Your response should consist of one number, the count of lines below that contain "label".

═══

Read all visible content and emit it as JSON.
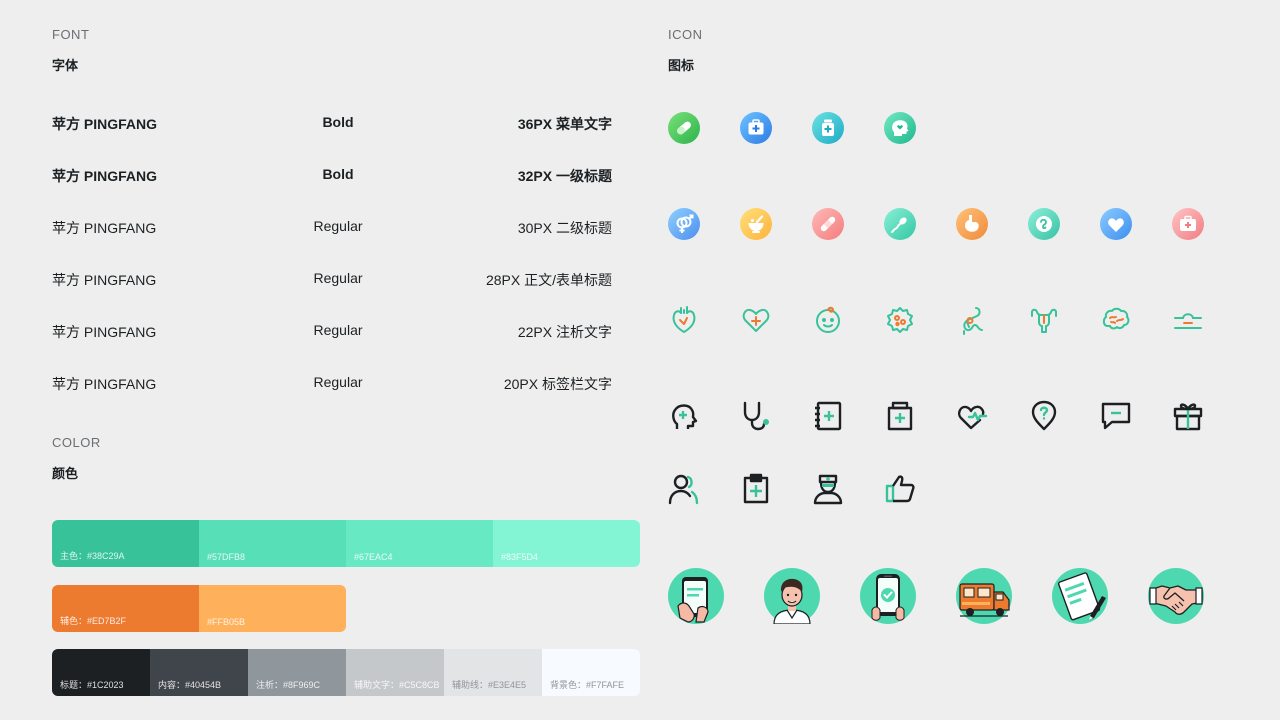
{
  "font_section": {
    "title_en": "FONT",
    "title_cn": "字体"
  },
  "font_rows": [
    {
      "name": "苹方 PINGFANG",
      "weight": "Bold",
      "size": "36PX 菜单文字"
    },
    {
      "name": "苹方 PINGFANG",
      "weight": "Bold",
      "size": "32PX 一级标题"
    },
    {
      "name": "苹方 PINGFANG",
      "weight": "Regular",
      "size": "30PX 二级标题"
    },
    {
      "name": "苹方 PINGFANG",
      "weight": "Regular",
      "size": "28PX 正文/表单标题"
    },
    {
      "name": "苹方 PINGFANG",
      "weight": "Regular",
      "size": "22PX 注析文字"
    },
    {
      "name": "苹方 PINGFANG",
      "weight": "Regular",
      "size": "20PX 标签栏文字"
    }
  ],
  "color_section": {
    "title_en": "COLOR",
    "title_cn": "颜色"
  },
  "primary_swatches": [
    {
      "label": "主色：#38C29A",
      "color": "#38C29A"
    },
    {
      "label": "#57DFB8",
      "color": "#57DFB8"
    },
    {
      "label": "#67EAC4",
      "color": "#67EAC4"
    },
    {
      "label": "#83F5D4",
      "color": "#83F5D4"
    }
  ],
  "secondary_swatches": [
    {
      "label": "辅色：#ED7B2F",
      "color": "#ED7B2F"
    },
    {
      "label": "#FFB05B",
      "color": "#FFB05B"
    }
  ],
  "neutral_swatches": [
    {
      "label": "标题：#1C2023",
      "color": "#1C2023"
    },
    {
      "label": "内容：#40454B",
      "color": "#40454B"
    },
    {
      "label": "注析：#8F969C",
      "color": "#8F969C"
    },
    {
      "label": "辅助文字：#C5C8CB",
      "color": "#C5C8CB"
    },
    {
      "label": "辅助线：#E3E4E5",
      "color": "#E3E4E5"
    },
    {
      "label": "背景色：#F7FAFE",
      "color": "#F7FAFE"
    }
  ],
  "icon_section": {
    "title_en": "ICON",
    "title_cn": "图标"
  },
  "icon_rows": [
    [
      "pill-icon",
      "first-aid-kit-icon",
      "medicine-bottle-icon",
      "mental-health-icon"
    ],
    [
      "gender-icon",
      "mortar-icon",
      "bandage-icon",
      "sperm-icon",
      "stomach-icon",
      "embryo-icon",
      "heart-icon",
      "medical-case-icon"
    ],
    [
      "heart-organ-icon",
      "heart-plus-icon",
      "child-face-icon",
      "virus-icon",
      "intestine-icon",
      "uterus-icon",
      "brain-icon",
      "skin-icon"
    ],
    [
      "head-cross-icon",
      "stethoscope-icon",
      "medical-record-icon",
      "medicine-jar-icon",
      "heartbeat-icon",
      "location-question-icon",
      "chat-minus-icon",
      "gift-icon"
    ],
    [
      "users-icon",
      "clipboard-cross-icon",
      "nurse-icon",
      "thumbs-up-icon"
    ]
  ],
  "illustrations": [
    "phone-hand-illustration",
    "doctor-illustration",
    "phone-check-illustration",
    "delivery-truck-illustration",
    "document-pen-illustration",
    "handshake-illustration"
  ]
}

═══

» OUTPUT FOR THIS TASK:
12